┏━━

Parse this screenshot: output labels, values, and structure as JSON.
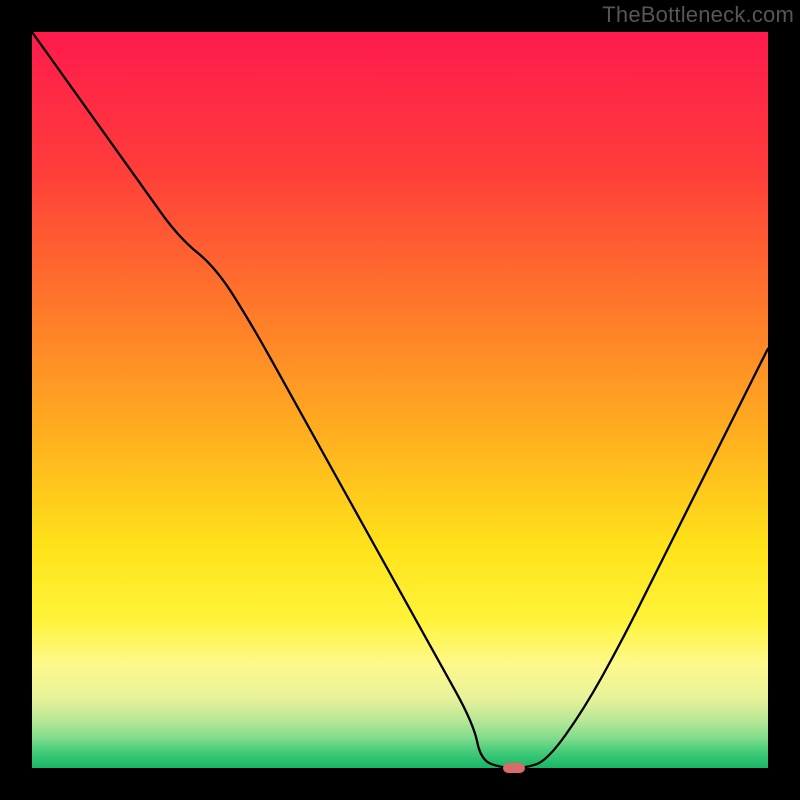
{
  "watermark": "TheBottleneck.com",
  "chart_data": {
    "type": "line",
    "title": "",
    "xlabel": "",
    "ylabel": "",
    "xlim": [
      0,
      100
    ],
    "ylim": [
      0,
      100
    ],
    "x": [
      0,
      5,
      10,
      15,
      20,
      25,
      30,
      35,
      40,
      45,
      50,
      55,
      60,
      61,
      64,
      67,
      70,
      75,
      80,
      85,
      90,
      95,
      100
    ],
    "values": [
      100,
      93,
      86,
      79,
      72,
      68,
      60,
      51,
      42,
      33,
      24,
      15,
      6,
      1,
      0,
      0,
      1,
      8,
      17,
      27,
      37,
      47,
      57
    ],
    "marker_x": 65.5,
    "marker_y": 0,
    "gradient_stops": [
      {
        "offset": 0.0,
        "color": "#ff1a4d"
      },
      {
        "offset": 0.18,
        "color": "#ff3b3b"
      },
      {
        "offset": 0.38,
        "color": "#ff7a2a"
      },
      {
        "offset": 0.55,
        "color": "#ffb01f"
      },
      {
        "offset": 0.7,
        "color": "#ffe21a"
      },
      {
        "offset": 0.8,
        "color": "#fff43a"
      },
      {
        "offset": 0.86,
        "color": "#fdf98c"
      },
      {
        "offset": 0.905,
        "color": "#e8f29a"
      },
      {
        "offset": 0.935,
        "color": "#b7e897"
      },
      {
        "offset": 0.96,
        "color": "#7fdc8c"
      },
      {
        "offset": 0.98,
        "color": "#3ec977"
      },
      {
        "offset": 1.0,
        "color": "#18b765"
      }
    ]
  }
}
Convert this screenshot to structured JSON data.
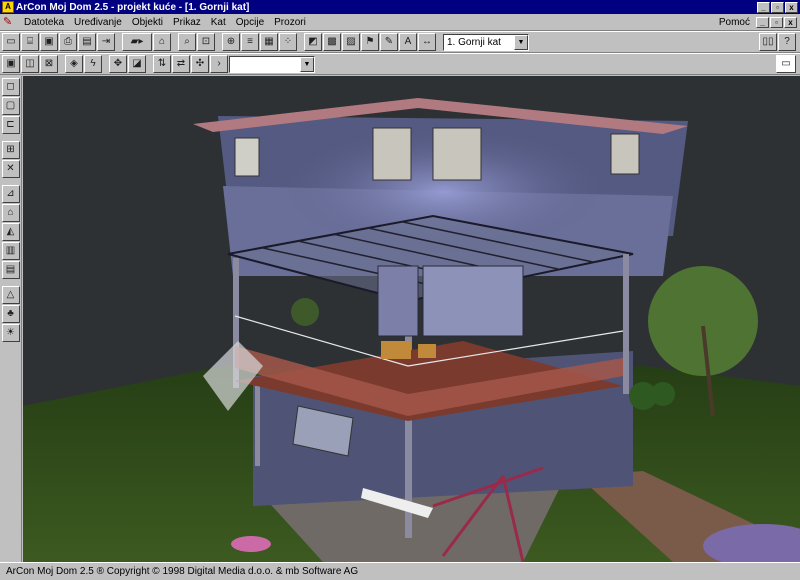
{
  "window": {
    "title": "ArCon Moj Dom  2.5 - projekt kuće - [1. Gornji kat]",
    "buttons": [
      "_",
      "▫",
      "x"
    ]
  },
  "menu": {
    "items": [
      "Datoteka",
      "Uređivanje",
      "Objekti",
      "Prikaz",
      "Kat",
      "Opcije",
      "Prozori"
    ],
    "help": "Pomoć",
    "mdi_buttons": [
      "_",
      "▫",
      "x"
    ]
  },
  "toolbar": {
    "floor_select": "1. Gornji kat",
    "view_select": ""
  },
  "status": {
    "text": "ArCon Moj Dom 2.5 ® Copyright © 1998 Digital Media d.o.o. & mb Software AG"
  },
  "colors": {
    "title_bar": "#000080",
    "chrome": "#c0c0c0",
    "viewport_bg": "#2d3134",
    "lawn": "#2e4a1a",
    "wall": "#5a5f86",
    "railing": "#9a4a3c"
  },
  "icons": {
    "app": "arcon-app-icon",
    "document": "document-icon"
  }
}
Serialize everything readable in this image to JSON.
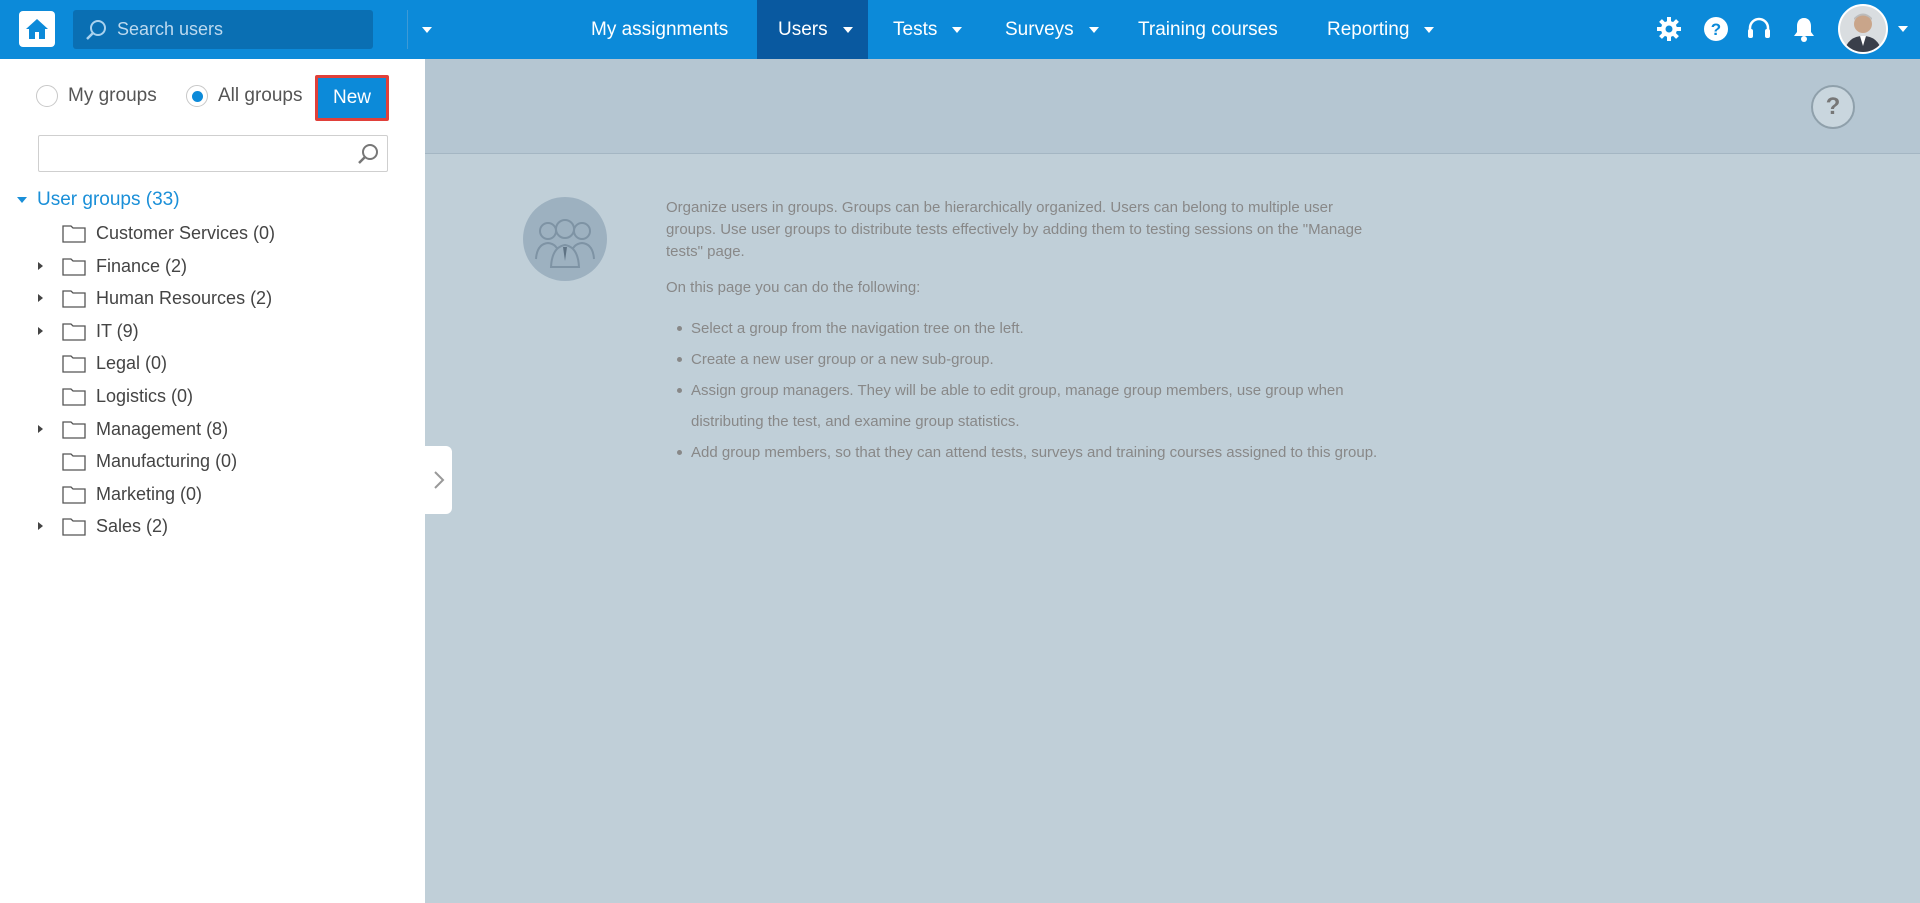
{
  "topbar": {
    "search_placeholder": "Search users",
    "nav": [
      {
        "label": "My assignments"
      },
      {
        "label": "Users"
      },
      {
        "label": "Tests"
      },
      {
        "label": "Surveys"
      },
      {
        "label": "Training courses"
      },
      {
        "label": "Reporting"
      }
    ],
    "icons": [
      "home-icon",
      "search-icon",
      "gear-icon",
      "help-icon",
      "headset-icon",
      "bell-icon",
      "user-avatar"
    ],
    "brand_color": "#0c8ad9"
  },
  "sidebar": {
    "radio_my_groups": "My groups",
    "radio_all_groups": "All groups",
    "selected": "All groups",
    "new_button": "New",
    "root_label": "User groups (33)",
    "groups": [
      {
        "label": "Customer Services (0)",
        "expandable": false
      },
      {
        "label": "Finance (2)",
        "expandable": true
      },
      {
        "label": "Human Resources (2)",
        "expandable": true
      },
      {
        "label": "IT (9)",
        "expandable": true
      },
      {
        "label": "Legal (0)",
        "expandable": false
      },
      {
        "label": "Logistics (0)",
        "expandable": false
      },
      {
        "label": "Management (8)",
        "expandable": true
      },
      {
        "label": "Manufacturing (0)",
        "expandable": false
      },
      {
        "label": "Marketing (0)",
        "expandable": false
      },
      {
        "label": "Sales (2)",
        "expandable": true
      }
    ]
  },
  "main": {
    "help_label": "?",
    "intro": "Organize users in groups. Groups can be hierarchically organized. Users can belong to multiple user groups. Use user groups to distribute tests effectively by adding them to testing sessions on the \"Manage tests\" page.",
    "lead": "On this page you can do the following:",
    "bullets": [
      "Select a group from the navigation tree on the left.",
      "Create a new user group or a new sub-group.",
      "Assign group managers. They will be able to edit group, manage group members, use group when distributing the test, and examine group statistics.",
      "Add group members, so that they can attend tests, surveys and training courses assigned to this group."
    ]
  }
}
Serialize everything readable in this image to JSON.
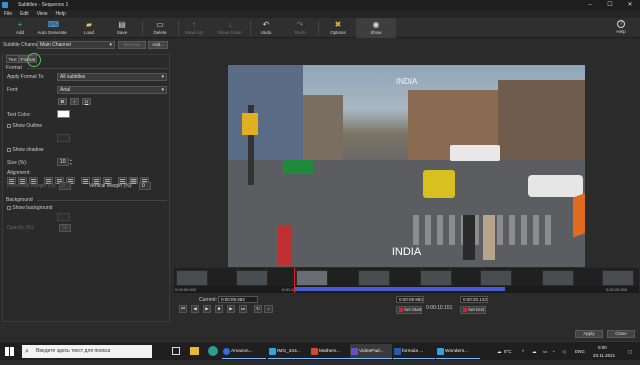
{
  "window": {
    "title": "Subtitles - Sequence 1",
    "min_glyph": "–",
    "max_glyph": "☐",
    "close_glyph": "✕"
  },
  "menu": [
    "File",
    "Edit",
    "View",
    "Help"
  ],
  "toolbar": {
    "items": [
      {
        "label": "Add",
        "icon": "plus-icon",
        "glyph": "+",
        "color": "#35c24a",
        "disabled": false
      },
      {
        "label": "Auto Generate",
        "icon": "auto-generate-icon",
        "glyph": "⌨",
        "color": "#4fb0ff",
        "disabled": false
      },
      {
        "label": "Load",
        "icon": "folder-icon",
        "glyph": "▰",
        "color": "#e8c24a",
        "disabled": false
      },
      {
        "label": "Save",
        "icon": "save-icon",
        "glyph": "▤",
        "color": "#d8d8d8",
        "disabled": false
      },
      {
        "label": "Delete",
        "icon": "delete-icon",
        "glyph": "▭",
        "color": "#d8d8d8",
        "disabled": false
      },
      {
        "label": "Move Up",
        "icon": "move-up-icon",
        "glyph": "↑",
        "color": "#777",
        "disabled": true
      },
      {
        "label": "Move Down",
        "icon": "move-down-icon",
        "glyph": "↓",
        "color": "#777",
        "disabled": true
      },
      {
        "label": "Undo",
        "icon": "undo-icon",
        "glyph": "↶",
        "color": "#d8d8d8",
        "disabled": false
      },
      {
        "label": "Redo",
        "icon": "redo-icon",
        "glyph": "↷",
        "color": "#777",
        "disabled": true
      },
      {
        "label": "Options",
        "icon": "options-icon",
        "glyph": "✖",
        "color": "#e0b040",
        "disabled": false
      },
      {
        "label": "Show",
        "icon": "eye-icon",
        "glyph": "◉",
        "color": "#d8d8d8",
        "disabled": false
      }
    ],
    "help": {
      "label": "Help",
      "icon": "help-icon",
      "glyph": "?"
    }
  },
  "channel": {
    "label": "Subtitle Channel:",
    "value": "Main Channel",
    "remove_label": "Remove",
    "add_label": "Add..."
  },
  "tabs": [
    "Text",
    "Format"
  ],
  "format": {
    "section": "Format",
    "apply_to_label": "Apply Format To:",
    "apply_to_value": "All subtitles",
    "font_label": "Font:",
    "font_value": "Arial",
    "bold": "B",
    "italic": "I",
    "underline": "U",
    "text_color_label": "Text Color:",
    "text_color": "#ffffff",
    "show_outline": "Show Outline",
    "show_shadow": "Show shadow",
    "size_label": "Size (%):",
    "size_value": "10",
    "alignment_label": "Alignment:",
    "horizontal_margin_label": "Horizontal Margin (%):",
    "horizontal_margin_value": "0",
    "vertical_margin_label": "Vertical Margin (%):",
    "vertical_margin_value": "0"
  },
  "background": {
    "section": "Background",
    "show_background": "Show background",
    "opacity_label": "Opacity (%):",
    "opacity_value": "50"
  },
  "video": {
    "caption": "INDIA",
    "sign": "INDIA"
  },
  "timeline": {
    "start_time": "0:00:00.000",
    "mark_time": "0:00:10.000",
    "end_time": "0:00:25.000"
  },
  "transport": {
    "current_label": "Current:",
    "current_value": "0:00:09.983",
    "start_value": "0:00:09.983",
    "duration_value": "0:00:10.151",
    "end_value": "0:00:20.133",
    "set_start": "Set Start",
    "set_end": "Set End"
  },
  "dialog": {
    "apply": "Apply",
    "close": "Close"
  },
  "taskbar": {
    "search_placeholder": "Введите здесь текст для поиска",
    "apps": [
      {
        "label": "Amazon...",
        "color": "#2f6ee0"
      },
      {
        "label": "IMG_344...",
        "color": "#2fa3e6"
      },
      {
        "label": "Mathem...",
        "color": "#d24b2b"
      },
      {
        "label": "VideoPad...",
        "color": "#6b4fc2"
      },
      {
        "label": "formula ...",
        "color": "#2b5aa8"
      },
      {
        "label": "Wonders...",
        "color": "#3aa0d8"
      }
    ],
    "weather": "5°C",
    "language": "ENG",
    "time": "0:00",
    "date": "23.11.2021"
  }
}
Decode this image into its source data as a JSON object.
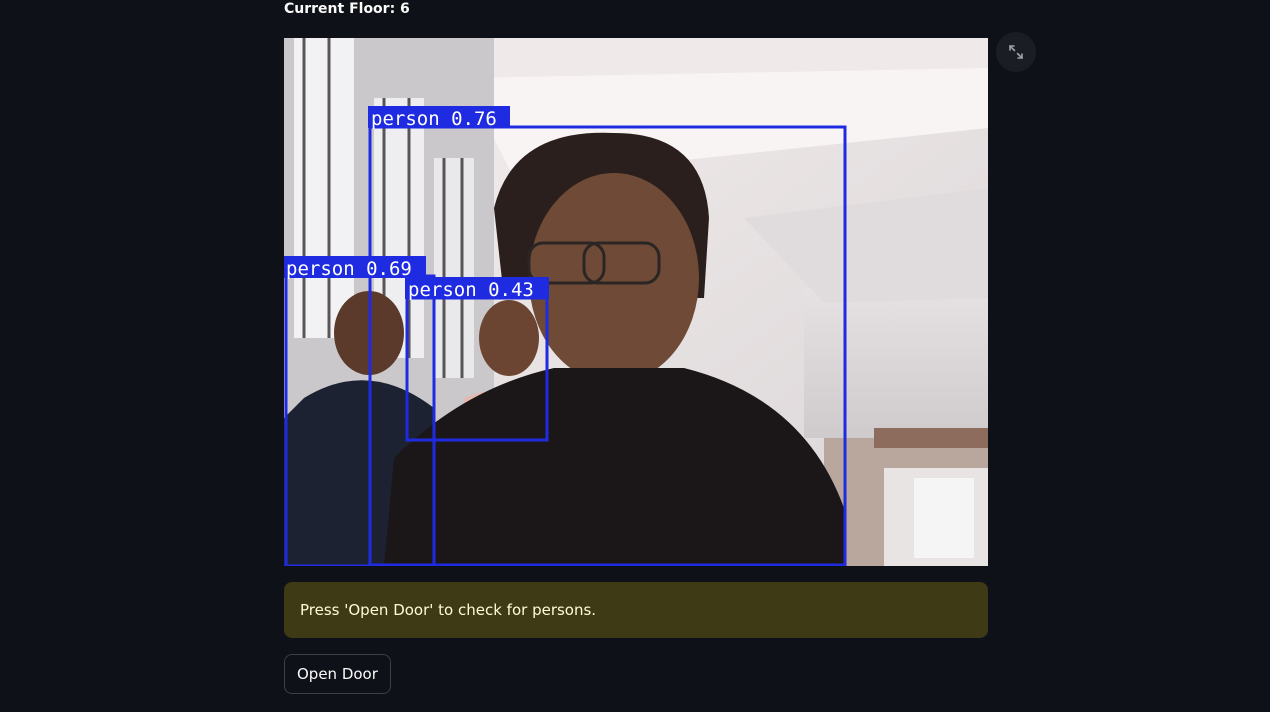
{
  "header": {
    "floor_label": "Current Floor: 6"
  },
  "camera_feed": {
    "detections": [
      {
        "label": "person 0.76",
        "class": "person",
        "confidence": 0.76
      },
      {
        "label": "person 0.69",
        "class": "person",
        "confidence": 0.69
      },
      {
        "label": "person 0.43",
        "class": "person",
        "confidence": 0.43
      }
    ],
    "box_color": "#1f2be0",
    "fullscreen_icon": "expand-icon"
  },
  "alert": {
    "message": "Press 'Open Door' to check for persons.",
    "background": "#3e3a16",
    "text_color": "#fefcd4"
  },
  "actions": {
    "open_door_label": "Open Door"
  }
}
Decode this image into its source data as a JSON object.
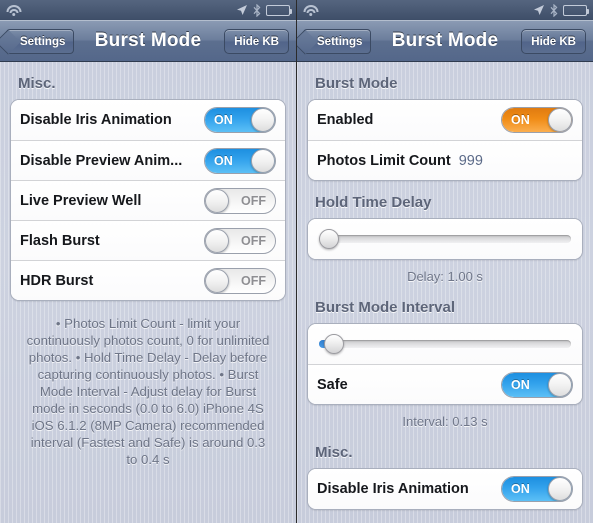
{
  "statusbar": {
    "wifi_icon": "wifi-icon",
    "location_icon": "location-arrow-icon",
    "bluetooth_icon": "bluetooth-icon",
    "battery_icon": "battery-icon"
  },
  "left": {
    "nav": {
      "back_label": "Settings",
      "title": "Burst Mode",
      "right_label": "Hide KB"
    },
    "sections": [
      {
        "header": "Misc.",
        "rows": [
          {
            "label": "Disable Iris Animation",
            "toggle": "ON",
            "state": "on"
          },
          {
            "label": "Disable Preview Anim...",
            "toggle": "ON",
            "state": "on"
          },
          {
            "label": "Live Preview Well",
            "toggle": "OFF",
            "state": "off"
          },
          {
            "label": "Flash Burst",
            "toggle": "OFF",
            "state": "off"
          },
          {
            "label": "HDR Burst",
            "toggle": "OFF",
            "state": "off"
          }
        ]
      }
    ],
    "footer_note": "• Photos Limit Count - limit your continuously photos count, 0 for unlimited photos.\n• Hold Time Delay - Delay before capturing continuously photos.\n• Burst Mode Interval - Adjust delay for Burst mode in seconds (0.0 to 6.0) iPhone 4S iOS 6.1.2 (8MP Camera) recommended interval (Fastest and Safe) is around 0.3 to 0.4 s"
  },
  "right": {
    "nav": {
      "back_label": "Settings",
      "title": "Burst Mode",
      "right_label": "Hide KB"
    },
    "burst_mode": {
      "header": "Burst Mode",
      "enabled_label": "Enabled",
      "enabled_toggle": "ON",
      "photos_limit_label": "Photos Limit Count",
      "photos_limit_value": "999"
    },
    "hold_time_delay": {
      "header": "Hold Time Delay",
      "slider_percent": 0,
      "caption": "Delay: 1.00 s"
    },
    "burst_interval": {
      "header": "Burst Mode Interval",
      "slider_percent": 2,
      "safe_label": "Safe",
      "safe_toggle": "ON",
      "caption": "Interval: 0.13 s"
    },
    "misc": {
      "header": "Misc.",
      "row_label": "Disable Iris Animation",
      "row_toggle": "ON"
    }
  },
  "colors": {
    "toggle_on_blue": "#33a2ec",
    "toggle_on_orange": "#f08c16",
    "value_text": "#5b6a88",
    "nav_bar": "#5c6f8f"
  }
}
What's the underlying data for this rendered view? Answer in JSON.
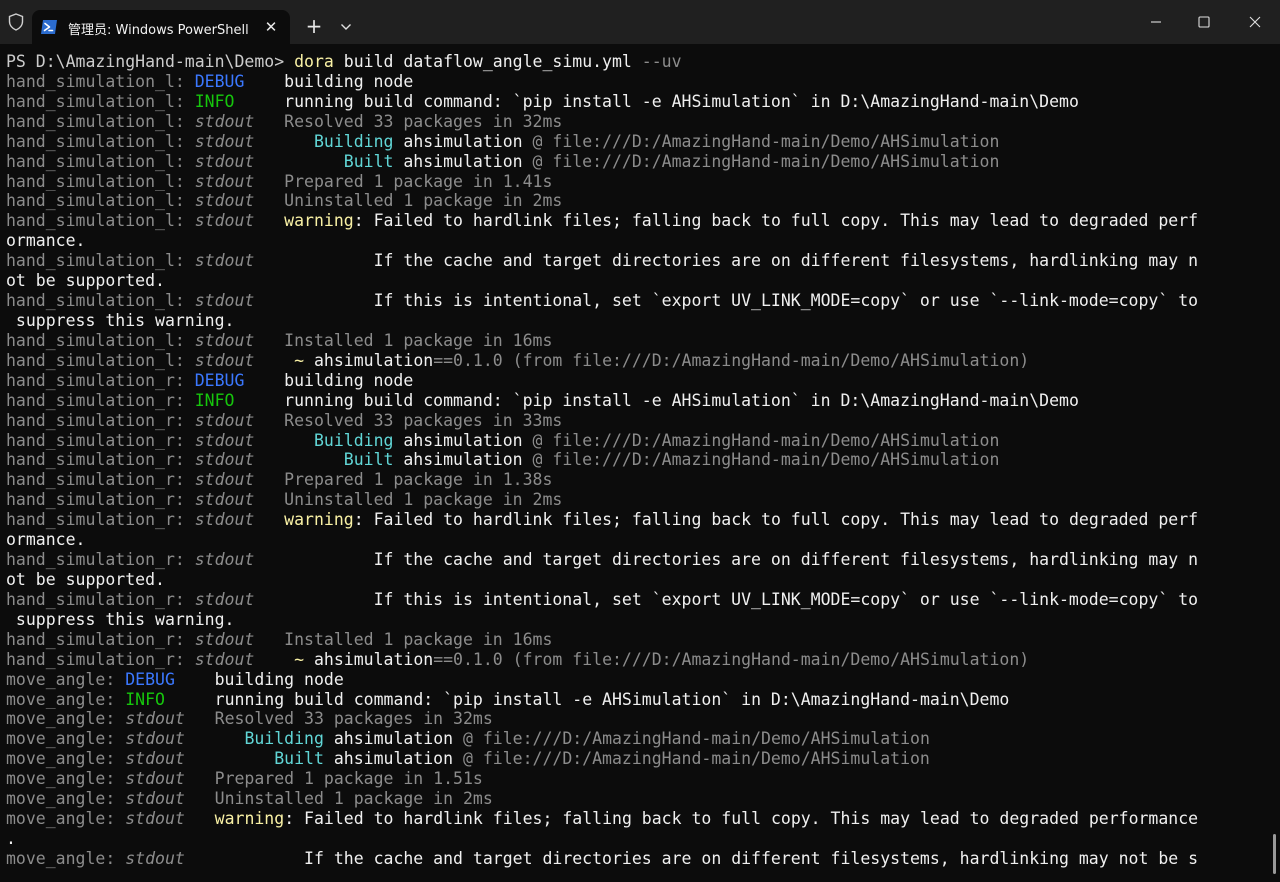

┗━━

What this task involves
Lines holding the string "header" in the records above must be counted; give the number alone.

Solution for this problem
6